== Segment start ==

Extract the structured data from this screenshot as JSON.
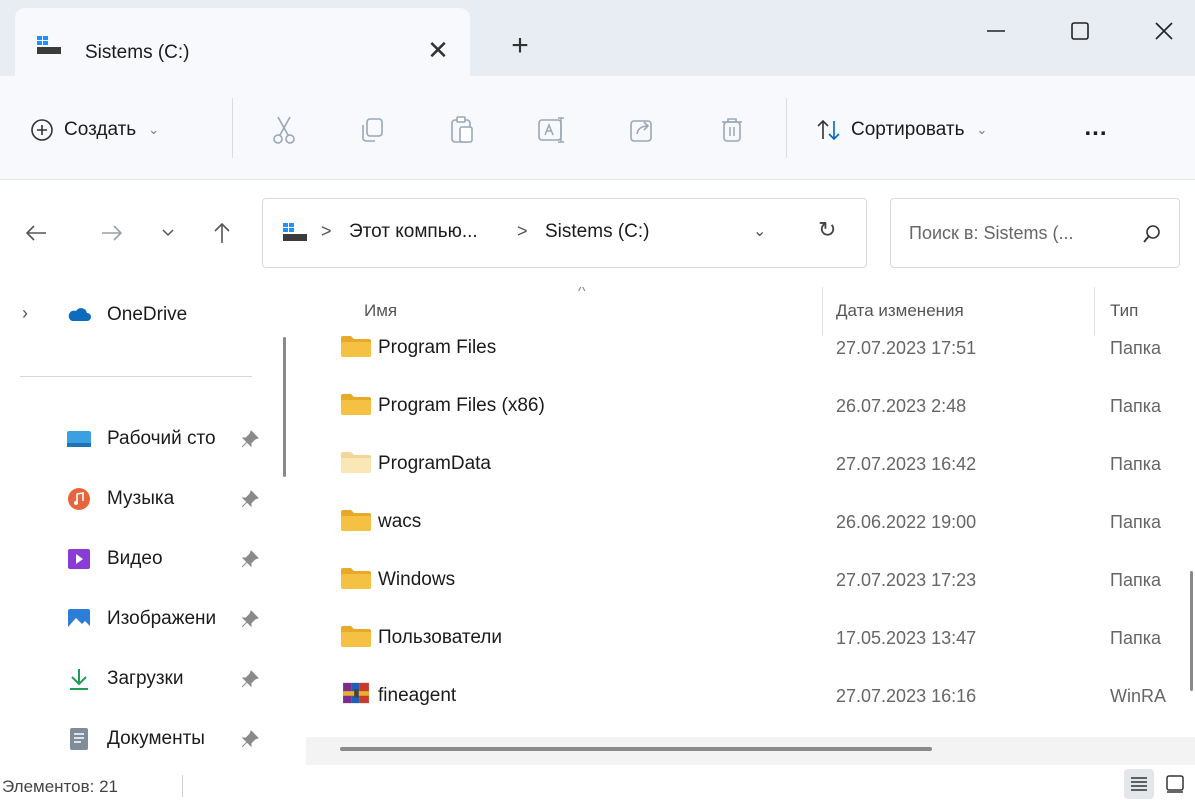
{
  "tab": {
    "title": "Sistems (C:)",
    "close_glyph": "✕",
    "new_tab_glyph": "+"
  },
  "window": {
    "minimize_icon": "minimize-icon",
    "maximize_icon": "maximize-icon",
    "close_icon": "close-icon"
  },
  "toolbar": {
    "create_label": "Создать",
    "sort_label": "Сортировать",
    "more_label": "...",
    "icons": [
      "cut-icon",
      "copy-icon",
      "paste-icon",
      "rename-icon",
      "share-icon",
      "delete-icon"
    ]
  },
  "address": {
    "crumbs": [
      "Этот компью...",
      "Sistems (C:)"
    ],
    "separator": ">",
    "search_placeholder": "Поиск в: Sistems (..."
  },
  "sidebar": {
    "onedrive": "OneDrive",
    "items": [
      {
        "label": "Рабочий сто",
        "icon": "desktop-icon"
      },
      {
        "label": "Музыка",
        "icon": "music-icon"
      },
      {
        "label": "Видео",
        "icon": "video-icon"
      },
      {
        "label": "Изображени",
        "icon": "pictures-icon"
      },
      {
        "label": "Загрузки",
        "icon": "downloads-icon"
      },
      {
        "label": "Документы",
        "icon": "documents-icon"
      }
    ]
  },
  "columns": {
    "name": "Имя",
    "date": "Дата изменения",
    "type": "Тип"
  },
  "files": [
    {
      "name": "Program Files",
      "date": "27.07.2023 17:51",
      "type": "Папка",
      "icon": "folder-icon"
    },
    {
      "name": "Program Files (x86)",
      "date": "26.07.2023 2:48",
      "type": "Папка",
      "icon": "folder-icon"
    },
    {
      "name": "ProgramData",
      "date": "27.07.2023 16:42",
      "type": "Папка",
      "icon": "folder-hidden-icon"
    },
    {
      "name": "wacs",
      "date": "26.06.2022 19:00",
      "type": "Папка",
      "icon": "folder-icon"
    },
    {
      "name": "Windows",
      "date": "27.07.2023 17:23",
      "type": "Папка",
      "icon": "folder-icon"
    },
    {
      "name": "Пользователи",
      "date": "17.05.2023 13:47",
      "type": "Папка",
      "icon": "folder-icon"
    },
    {
      "name": "fineagent",
      "date": "27.07.2023 16:16",
      "type": "WinRA",
      "icon": "winrar-archive-icon"
    }
  ],
  "status": {
    "items_count": "Элементов: 21"
  },
  "colors": {
    "accent": "#0067c0",
    "folder": "#f5c142",
    "titlebar_bg": "#e8ecf3",
    "toolbar_bg": "#f7f9fc"
  }
}
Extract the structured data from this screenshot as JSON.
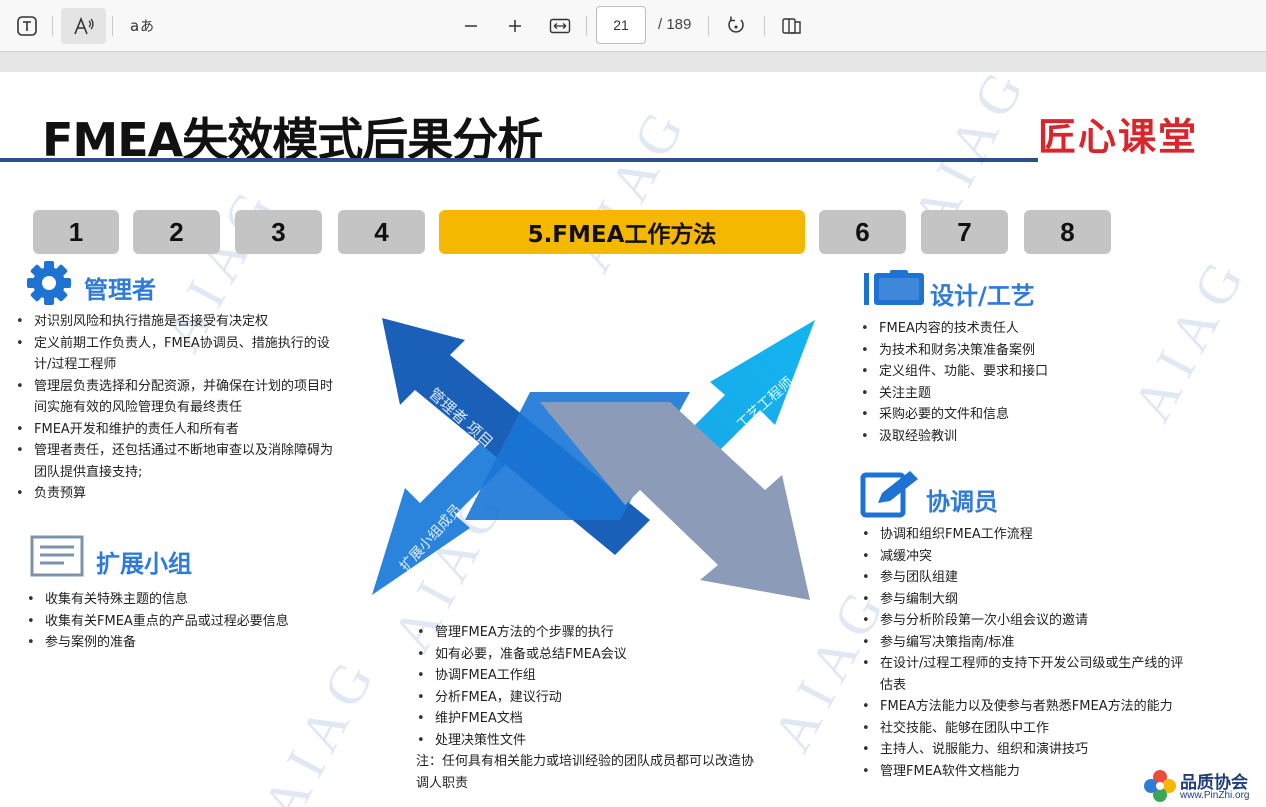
{
  "viewer": {
    "page_current": "21",
    "page_total": "/ 189"
  },
  "slide": {
    "title": "FMEA失效模式后果分析",
    "logo_text": "匠心课堂",
    "watermark": "AIAG",
    "steps": [
      "1",
      "2",
      "3",
      "4",
      "5.FMEA工作方法",
      "6",
      "7",
      "8"
    ],
    "sections": {
      "manager": {
        "title": "管理者",
        "items": [
          "对识别风险和执行措施是否接受有决定权",
          "定义前期工作负责人，FMEA协调员、措施执行的设",
          "计/过程工程师",
          "管理层负责选择和分配资源，并确保在计划的项目时",
          "间实施有效的风险管理负有最终责任",
          "FMEA开发和维护的责任人和所有者",
          "管理者责任，还包括通过不断地审查以及消除障碍为",
          "团队提供直接支持;",
          "负责预算"
        ]
      },
      "extended": {
        "title": "扩展小组",
        "items": [
          "收集有关特殊主题的信息",
          "收集有关FMEA重点的产品或过程必要信息",
          "参与案例的准备"
        ]
      },
      "design": {
        "title": "设计/工艺",
        "items": [
          "FMEA内容的技术责任人",
          "为技术和财务决策准备案例",
          "定义组件、功能、要求和接口",
          "关注主题",
          "采购必要的文件和信息",
          "汲取经验教训"
        ]
      },
      "coordinator": {
        "title": "协调员",
        "items": [
          "协调和组织FMEA工作流程",
          "减缓冲突",
          "参与团队组建",
          "参与编制大纲",
          "参与分析阶段第一次小组会议的邀请",
          "参与编写决策指南/标准",
          "在设计/过程工程师的支持下开发公司级或生产线的评",
          "估表",
          "FMEA方法能力以及使参与者熟悉FMEA方法的能力",
          "社交技能、能够在团队中工作",
          "主持人、说服能力、组织和演讲技巧",
          "管理FMEA软件文档能力"
        ]
      },
      "center": {
        "items": [
          "管理FMEA方法的个步骤的执行",
          "如有必要，准备或总结FMEA会议",
          "协调FMEA工作组",
          "分析FMEA，建议行动",
          "维护FMEA文档",
          "处理决策性文件"
        ],
        "note_line1": "注：任何具有相关能力或培训经验的团队成员都可以改造协",
        "note_line2": "调人职责"
      }
    },
    "arrows": {
      "top_left": "管理者 项目",
      "top_right": "工艺工程师",
      "bottom_left": "扩展小组成员"
    },
    "corner": {
      "title": "品质协会",
      "url": "www.PinZhi.org"
    }
  }
}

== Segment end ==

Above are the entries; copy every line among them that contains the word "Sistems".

    "title": "Sistems (C:)",
      "Sistems (C:)"
    "search_placeholder": "Поиск в: Sistems (..."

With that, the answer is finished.